Before anyone asks me about Toronto, I have no details about that at this time.

Saturday, July 21, 2018

Moyse, Colonial Copyright Redux: 1709 vs. 1832

Via Dan Ernst at the Legal History Blog, who always seems to get these bulletins before I do:

Pierre-Emmanuel Moyse, McGill University, Faculty of Law, has posted Colonial Copyright Redux: 1709 vs. 1832 on SSRN.:
The study of colonialism shows us that the law often serves the needs and interests of both the Imperial power and the subjugated country. Concessions are necessary to rule a conquered population. In order to understand Canadian law and the measure of Imperial influence, one must understand the dialogue between the various legal traditions.

This essay will examine legal transplants in a historical and colonial context. It will begin with a brief review of Canadian history in order to understand the evolution of Canadian copyright law. It will focus on the creation and significance of Canada’s first copyright legislation. Using the Statute of Anne as a reference point, this essay will describe the evolution of Canadian copyright law on its journey to self-determination during the 18th and 19th centuries.

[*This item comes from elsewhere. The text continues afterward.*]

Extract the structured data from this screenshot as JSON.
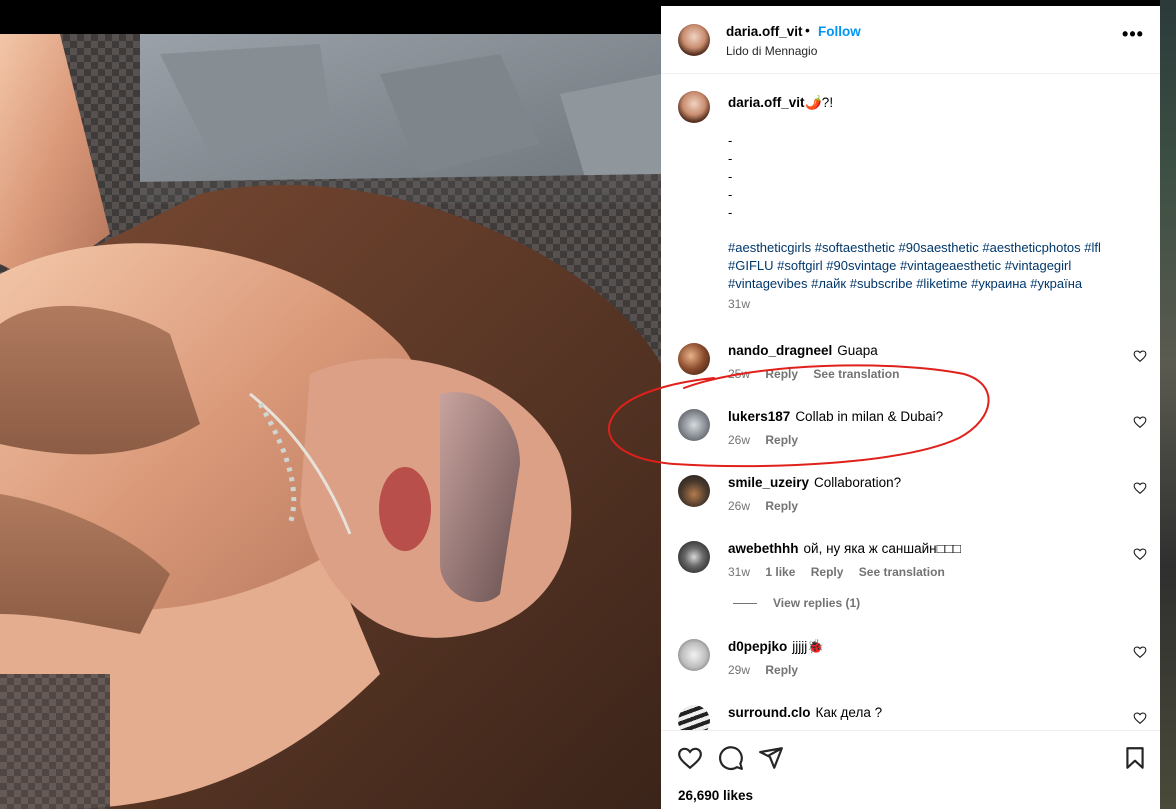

More specifically, this essay will explore the influence of the 1709 Statute of Anne on the 1832 colonial Acte pour protéger la propriété intellectuelle.
It will argue that the influence of the Statute of Anne as an expression of the Canadianess of Canadian copyright policy is not to be found in the text of 1832. It can be found in the small prints of the numerous bills and amendments proposed to the English Parliament, in those provisions buried in the text which triggered an open war between Canadian, American and English publishers and stigmatized by the 1847 Foreign Reprints Act. It is in the context of the 1847 piece that the influence of the Statue of Anne and its monopolistic or imperialistic effects can be fully grasped

Friday, July 20, 2018

Canadian Legal History for Kids! Meet Viola Desmond by Elizabeth MacLeod for Scholastic

Scholastic Canada Biography: Meet Viola Desmond

Canadian Legal History for Kids! Meet Viola Desmond by Elizabeth MacLeod, published by Scholastic Canada.

Hat tip to David Steeves, who recently bought this for his son Daniel.

Any other legal histories for kids anyone knows about?

Friday, July 13, 2018

G. Blaine Baker

The Osgoode Society is profoundly saddened to announce the recent sudden death of G. Blaine Baker. A wonderful historian, teacher and friend. No funeral details as yet.

Thursday, July 12, 2018

New from UTP: Campbell, Miscarriages of Justice in Canada

Looks like there is some legal history in this new book from U of T press by Kathryn M. Campbell:

Miscarriages of Justice in CanadaMiscarriages of Justice in Canada:Causes, Responses, Remedies

Innocent people are regularly convicted of crimes they did not commit. A number of systemic factors have been found to contribute to wrongful convictions, including eyewitness misidentification, false confessions, informant testimony, official misconduct, and faulty forensic evidence. 

In Miscarriages of Justice in Canada, Kathryn M. Campbell offers an extensive overview of wrongful convictions, bringing together current sociological, criminological, and legal research, as well as current case-law examples. For the first time, information on all known and suspected cases of wrongful conviction in Canada is included and interspersed with discussions of how wrongful convictions happen, how existing remedies to rectify them are inadequate, and how those who have been victimized by these errors are rarely compensated. Campbell reveals that the causes of wrongful convictions are, in fact, avoidable, and that those in the criminal justice system must exercise greater vigilance and openness to the possibility of error if the problem of wrongful conviction is to be resolved.